Hobbyist woodworkers may not have much use for a band saw, but they can be very useful for larger wood carving projects. T

hey are especially effective at cutting off large sections of scrap wood, saving you the trouble of chopping them off by hand.

Band saws also make it possible to perform precise cuts on large workpieces, which would be difficult to do with handheld tools.

Drill press

Drill presses can be essential add-ons to your woodcarving arsenal. These tools are commonly used to drill holes precisely into workpieces, but they can also be used to perform sanding and texturing tasks with the right attachments.

Belt sander

Belt sanders are some of the most useful woodworking tools around. Although they may not be essential for small jobs and basic wood carving, they can quickly become indispensable once you move up to more complex tasks.

Belt sanders are multipurpose tools that can be used for a wide range of jobs. From precision trimming to sanding rough surfaces, leveling, and even freehand shaping, there are very few jobs that a belt sander can’t do.

Planer and joiner

Planers and joiners can be useful for wood surfacing jobs, which involve flattening large workpieces’ surfaces. Precise flattening is essential if you need to laminate pieces of board onto larger wood blocks to carve them.

Although planers and joiners are indispensable if you routinely do a lot of laminating work, they aren’t essential for most woodcarving tasks. If you need milled boards only occasionally, you might be better off just asking your wood supplier to mill them for you beforehand.

Chain saw

Chainsaws are commonly used to cut down trees and cut through large pieces of timber, but they can be useful for woodcarving as well. A smaller chain saw might be the ideal option for large workpieces that would be difficult or impossible to cut with standard wood carving tools.

Chain saws may be powered by electricity or rechargeable batteries.

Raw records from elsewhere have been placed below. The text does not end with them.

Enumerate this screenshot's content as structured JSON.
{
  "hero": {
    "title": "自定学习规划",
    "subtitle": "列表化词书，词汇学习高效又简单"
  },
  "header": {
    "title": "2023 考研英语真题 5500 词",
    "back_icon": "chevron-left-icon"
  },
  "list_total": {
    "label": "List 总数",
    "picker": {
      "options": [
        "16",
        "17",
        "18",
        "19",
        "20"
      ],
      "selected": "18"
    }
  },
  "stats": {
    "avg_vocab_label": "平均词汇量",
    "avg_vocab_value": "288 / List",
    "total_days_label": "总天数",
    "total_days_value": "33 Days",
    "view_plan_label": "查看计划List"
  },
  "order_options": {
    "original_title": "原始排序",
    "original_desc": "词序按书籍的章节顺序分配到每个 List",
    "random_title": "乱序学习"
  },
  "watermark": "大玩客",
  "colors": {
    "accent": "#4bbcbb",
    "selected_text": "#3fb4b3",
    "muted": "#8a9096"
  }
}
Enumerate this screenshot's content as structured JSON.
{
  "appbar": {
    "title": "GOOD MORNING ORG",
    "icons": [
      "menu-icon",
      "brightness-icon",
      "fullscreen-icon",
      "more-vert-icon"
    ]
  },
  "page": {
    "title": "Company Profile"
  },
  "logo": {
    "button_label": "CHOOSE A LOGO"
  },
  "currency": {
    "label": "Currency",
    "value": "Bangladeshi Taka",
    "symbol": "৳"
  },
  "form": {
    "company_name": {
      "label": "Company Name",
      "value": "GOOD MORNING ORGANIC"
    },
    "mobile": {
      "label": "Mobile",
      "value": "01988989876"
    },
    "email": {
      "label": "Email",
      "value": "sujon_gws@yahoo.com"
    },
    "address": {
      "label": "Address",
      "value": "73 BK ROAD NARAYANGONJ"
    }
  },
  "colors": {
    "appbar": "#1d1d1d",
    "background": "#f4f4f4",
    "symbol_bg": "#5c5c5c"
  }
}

Although battery-operated models are useful for their portability and convenience, electric-powered models are better suited for large jobs or cutting into hardwood.


I hope this overview of different wood carving tools and their uses is helpful for you! What wood carving tools do you use the most often? Share your thoughts in the comments section below!

Leave a Comment